◆ WORK ITEM
Reproduce the whole listing below exactly.

———

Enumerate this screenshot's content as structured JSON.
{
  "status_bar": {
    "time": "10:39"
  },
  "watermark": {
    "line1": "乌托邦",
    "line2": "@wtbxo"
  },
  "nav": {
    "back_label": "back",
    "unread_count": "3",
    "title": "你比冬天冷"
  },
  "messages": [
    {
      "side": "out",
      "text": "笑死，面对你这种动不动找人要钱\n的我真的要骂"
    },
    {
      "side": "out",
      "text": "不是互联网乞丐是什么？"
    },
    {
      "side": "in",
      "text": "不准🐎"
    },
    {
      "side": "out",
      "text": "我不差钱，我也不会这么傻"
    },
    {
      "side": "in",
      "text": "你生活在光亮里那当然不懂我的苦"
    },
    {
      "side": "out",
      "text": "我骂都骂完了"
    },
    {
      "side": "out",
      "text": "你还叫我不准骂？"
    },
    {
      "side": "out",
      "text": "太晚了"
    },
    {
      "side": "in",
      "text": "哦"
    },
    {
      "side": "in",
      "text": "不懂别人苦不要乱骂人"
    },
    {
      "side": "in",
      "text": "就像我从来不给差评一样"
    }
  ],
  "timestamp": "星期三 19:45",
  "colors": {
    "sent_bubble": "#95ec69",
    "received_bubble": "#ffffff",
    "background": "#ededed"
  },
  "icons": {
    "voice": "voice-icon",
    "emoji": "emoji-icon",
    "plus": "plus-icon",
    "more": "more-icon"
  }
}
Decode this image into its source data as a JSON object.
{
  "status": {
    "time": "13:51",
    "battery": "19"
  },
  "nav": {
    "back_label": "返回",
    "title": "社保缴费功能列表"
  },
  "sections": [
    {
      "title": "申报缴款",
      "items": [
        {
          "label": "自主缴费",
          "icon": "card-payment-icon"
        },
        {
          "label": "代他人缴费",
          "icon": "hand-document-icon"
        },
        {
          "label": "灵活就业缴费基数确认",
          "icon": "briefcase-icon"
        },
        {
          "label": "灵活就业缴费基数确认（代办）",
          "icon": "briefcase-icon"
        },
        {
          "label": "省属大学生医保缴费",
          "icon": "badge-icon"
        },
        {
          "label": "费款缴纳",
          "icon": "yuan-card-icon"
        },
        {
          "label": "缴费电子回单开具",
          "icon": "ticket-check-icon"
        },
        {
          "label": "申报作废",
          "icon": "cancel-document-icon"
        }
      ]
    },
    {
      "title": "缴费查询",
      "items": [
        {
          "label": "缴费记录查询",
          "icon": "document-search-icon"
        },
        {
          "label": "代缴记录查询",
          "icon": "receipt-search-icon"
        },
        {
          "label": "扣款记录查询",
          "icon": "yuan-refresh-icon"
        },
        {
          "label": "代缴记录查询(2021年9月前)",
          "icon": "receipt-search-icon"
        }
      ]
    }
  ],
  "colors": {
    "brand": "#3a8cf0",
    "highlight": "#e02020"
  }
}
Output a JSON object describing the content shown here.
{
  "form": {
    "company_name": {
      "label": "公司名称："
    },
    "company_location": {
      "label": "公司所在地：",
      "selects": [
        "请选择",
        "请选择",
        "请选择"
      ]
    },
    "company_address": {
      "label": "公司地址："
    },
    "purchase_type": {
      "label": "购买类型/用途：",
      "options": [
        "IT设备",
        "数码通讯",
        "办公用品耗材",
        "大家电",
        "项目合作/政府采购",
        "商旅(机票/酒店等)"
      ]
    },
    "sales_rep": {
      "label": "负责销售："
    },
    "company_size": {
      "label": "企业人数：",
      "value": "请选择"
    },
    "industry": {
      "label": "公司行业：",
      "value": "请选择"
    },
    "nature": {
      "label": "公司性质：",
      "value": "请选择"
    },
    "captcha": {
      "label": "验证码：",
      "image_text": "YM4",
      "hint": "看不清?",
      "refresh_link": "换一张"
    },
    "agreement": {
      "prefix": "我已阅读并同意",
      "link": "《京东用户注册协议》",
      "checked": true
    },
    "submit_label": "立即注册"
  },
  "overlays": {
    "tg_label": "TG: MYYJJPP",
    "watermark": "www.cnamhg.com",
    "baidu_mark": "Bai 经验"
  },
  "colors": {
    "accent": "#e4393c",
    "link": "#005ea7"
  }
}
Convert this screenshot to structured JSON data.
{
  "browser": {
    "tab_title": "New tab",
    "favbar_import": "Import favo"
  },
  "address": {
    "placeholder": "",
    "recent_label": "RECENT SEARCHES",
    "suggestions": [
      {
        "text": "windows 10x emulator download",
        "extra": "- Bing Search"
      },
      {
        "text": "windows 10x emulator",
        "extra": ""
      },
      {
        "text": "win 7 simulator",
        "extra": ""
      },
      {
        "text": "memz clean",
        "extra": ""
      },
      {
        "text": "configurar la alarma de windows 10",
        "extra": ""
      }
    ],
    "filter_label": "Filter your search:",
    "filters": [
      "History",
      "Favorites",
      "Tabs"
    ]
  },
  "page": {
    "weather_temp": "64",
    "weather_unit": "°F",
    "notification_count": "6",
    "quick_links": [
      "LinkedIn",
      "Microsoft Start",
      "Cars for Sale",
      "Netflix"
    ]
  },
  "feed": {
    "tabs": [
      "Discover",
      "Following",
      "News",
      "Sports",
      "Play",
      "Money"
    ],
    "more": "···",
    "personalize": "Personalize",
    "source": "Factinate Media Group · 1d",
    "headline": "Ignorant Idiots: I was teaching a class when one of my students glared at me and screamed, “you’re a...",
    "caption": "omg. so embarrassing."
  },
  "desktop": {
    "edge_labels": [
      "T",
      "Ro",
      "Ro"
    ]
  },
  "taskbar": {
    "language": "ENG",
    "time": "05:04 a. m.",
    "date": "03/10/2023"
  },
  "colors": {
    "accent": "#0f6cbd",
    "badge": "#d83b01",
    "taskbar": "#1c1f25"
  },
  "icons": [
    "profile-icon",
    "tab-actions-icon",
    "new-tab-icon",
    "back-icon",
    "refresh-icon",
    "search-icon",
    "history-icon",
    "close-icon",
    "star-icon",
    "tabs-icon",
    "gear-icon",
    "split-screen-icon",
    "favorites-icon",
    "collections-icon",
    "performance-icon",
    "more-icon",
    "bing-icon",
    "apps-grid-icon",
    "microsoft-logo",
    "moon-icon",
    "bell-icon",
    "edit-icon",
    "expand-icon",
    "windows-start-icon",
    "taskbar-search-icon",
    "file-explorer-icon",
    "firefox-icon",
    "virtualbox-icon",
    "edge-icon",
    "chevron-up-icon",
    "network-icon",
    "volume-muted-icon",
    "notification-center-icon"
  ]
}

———

◆ ANSWER TO THIS PROBLEM
Enumerate this screenshot's content as structured JSON.
{
  "status_bar": {
    "time": "10:39"
  },
  "watermark": {
    "line1": "乌托邦",
    "line2": "@wtbxo"
  },
  "nav": {
    "back_label": "back",
    "unread_count": "3",
    "title": "你比冬天冷"
  },
  "messages": [
    {
      "side": "out",
      "text": "笑死，面对你这种动不动找人要钱\n的我真的要骂"
    },
    {
      "side": "out",
      "text": "不是互联网乞丐是什么？"
    },
    {
      "side": "in",
      "text": "不准🐎"
    },
    {
      "side": "out",
      "text": "我不差钱，我也不会这么傻"
    },
    {
      "side": "in",
      "text": "你生活在光亮里那当然不懂我的苦"
    },
    {
      "side": "out",
      "text": "我骂都骂完了"
    },
    {
      "side": "out",
      "text": "你还叫我不准骂？"
    },
    {
      "side": "out",
      "text": "太晚了"
    },
    {
      "side": "in",
      "text": "哦"
    },
    {
      "side": "in",
      "text": "不懂别人苦不要乱骂人"
    },
    {
      "side": "in",
      "text": "就像我从来不给差评一样"
    }
  ],
  "timestamp": "星期三 19:45",
  "colors": {
    "sent_bubble": "#95ec69",
    "received_bubble": "#ffffff",
    "background": "#ededed"
  },
  "icons": {
    "voice": "voice-icon",
    "emoji": "emoji-icon",
    "plus": "plus-icon",
    "more": "more-icon"
  }
}
Decode this image into its source data as a JSON object.
{
  "status": {
    "time": "13:51",
    "battery": "19"
  },
  "nav": {
    "back_label": "返回",
    "title": "社保缴费功能列表"
  },
  "sections": [
    {
      "title": "申报缴款",
      "items": [
        {
          "label": "自主缴费",
          "icon": "card-payment-icon"
        },
        {
          "label": "代他人缴费",
          "icon": "hand-document-icon"
        },
        {
          "label": "灵活就业缴费基数确认",
          "icon": "briefcase-icon"
        },
        {
          "label": "灵活就业缴费基数确认（代办）",
          "icon": "briefcase-icon"
        },
        {
          "label": "省属大学生医保缴费",
          "icon": "badge-icon"
        },
        {
          "label": "费款缴纳",
          "icon": "yuan-card-icon"
        },
        {
          "label": "缴费电子回单开具",
          "icon": "ticket-check-icon"
        },
        {
          "label": "申报作废",
          "icon": "cancel-document-icon"
        }
      ]
    },
    {
      "title": "缴费查询",
      "items": [
        {
          "label": "缴费记录查询",
          "icon": "document-search-icon"
        },
        {
          "label": "代缴记录查询",
          "icon": "receipt-search-icon"
        },
        {
          "label": "扣款记录查询",
          "icon": "yuan-refresh-icon"
        },
        {
          "label": "代缴记录查询(2021年9月前)",
          "icon": "receipt-search-icon"
        }
      ]
    }
  ],
  "colors": {
    "brand": "#3a8cf0",
    "highlight": "#e02020"
  }
}
Output a JSON object describing the content shown here.
{
  "form": {
    "company_name": {
      "label": "公司名称："
    },
    "company_location": {
      "label": "公司所在地：",
      "selects": [
        "请选择",
        "请选择",
        "请选择"
      ]
    },
    "company_address": {
      "label": "公司地址："
    },
    "purchase_type": {
      "label": "购买类型/用途：",
      "options": [
        "IT设备",
        "数码通讯",
        "办公用品耗材",
        "大家电",
        "项目合作/政府采购",
        "商旅(机票/酒店等)"
      ]
    },
    "sales_rep": {
      "label": "负责销售："
    },
    "company_size": {
      "label": "企业人数：",
      "value": "请选择"
    },
    "industry": {
      "label": "公司行业：",
      "value": "请选择"
    },
    "nature": {
      "label": "公司性质：",
      "value": "请选择"
    },
    "captcha": {
      "label": "验证码：",
      "image_text": "YM4",
      "hint": "看不清?",
      "refresh_link": "换一张"
    },
    "agreement": {
      "prefix": "我已阅读并同意",
      "link": "《京东用户注册协议》",
      "checked": true
    },
    "submit_label": "立即注册"
  },
  "overlays": {
    "tg_label": "TG: MYYJJPP",
    "watermark": "www.cnamhg.com",
    "baidu_mark": "Bai 经验"
  },
  "colors": {
    "accent": "#e4393c",
    "link": "#005ea7"
  }
}
Convert this screenshot to structured JSON data.
{
  "browser": {
    "tab_title": "New tab",
    "favbar_import": "Import favo"
  },
  "address": {
    "placeholder": "",
    "recent_label": "RECENT SEARCHES",
    "suggestions": [
      {
        "text": "windows 10x emulator download",
        "extra": "- Bing Search"
      },
      {
        "text": "windows 10x emulator",
        "extra": ""
      },
      {
        "text": "win 7 simulator",
        "extra": ""
      },
      {
        "text": "memz clean",
        "extra": ""
      },
      {
        "text": "configurar la alarma de windows 10",
        "extra": ""
      }
    ],
    "filter_label": "Filter your search:",
    "filters": [
      "History",
      "Favorites",
      "Tabs"
    ]
  },
  "page": {
    "weather_temp": "64",
    "weather_unit": "°F",
    "notification_count": "6",
    "quick_links": [
      "LinkedIn",
      "Microsoft Start",
      "Cars for Sale",
      "Netflix"
    ]
  },
  "feed": {
    "tabs": [
      "Discover",
      "Following",
      "News",
      "Sports",
      "Play",
      "Money"
    ],
    "more": "···",
    "personalize": "Personalize",
    "source": "Factinate Media Group · 1d",
    "headline": "Ignorant Idiots: I was teaching a class when one of my students glared at me and screamed, “you’re a...",
    "caption": "omg. so embarrassing."
  },
  "desktop": {
    "edge_labels": [
      "T",
      "Ro",
      "Ro"
    ]
  },
  "taskbar": {
    "language": "ENG",
    "time": "05:04 a. m.",
    "date": "03/10/2023"
  },
  "colors": {
    "accent": "#0f6cbd",
    "badge": "#d83b01",
    "taskbar": "#1c1f25"
  },
  "icons": [
    "profile-icon",
    "tab-actions-icon",
    "new-tab-icon",
    "back-icon",
    "refresh-icon",
    "search-icon",
    "history-icon",
    "close-icon",
    "star-icon",
    "tabs-icon",
    "gear-icon",
    "split-screen-icon",
    "favorites-icon",
    "collections-icon",
    "performance-icon",
    "more-icon",
    "bing-icon",
    "apps-grid-icon",
    "microsoft-logo",
    "moon-icon",
    "bell-icon",
    "edit-icon",
    "expand-icon",
    "windows-start-icon",
    "taskbar-search-icon",
    "file-explorer-icon",
    "firefox-icon",
    "virtualbox-icon",
    "edge-icon",
    "chevron-up-icon",
    "network-icon",
    "volume-muted-icon",
    "notification-center-icon"
  ]
}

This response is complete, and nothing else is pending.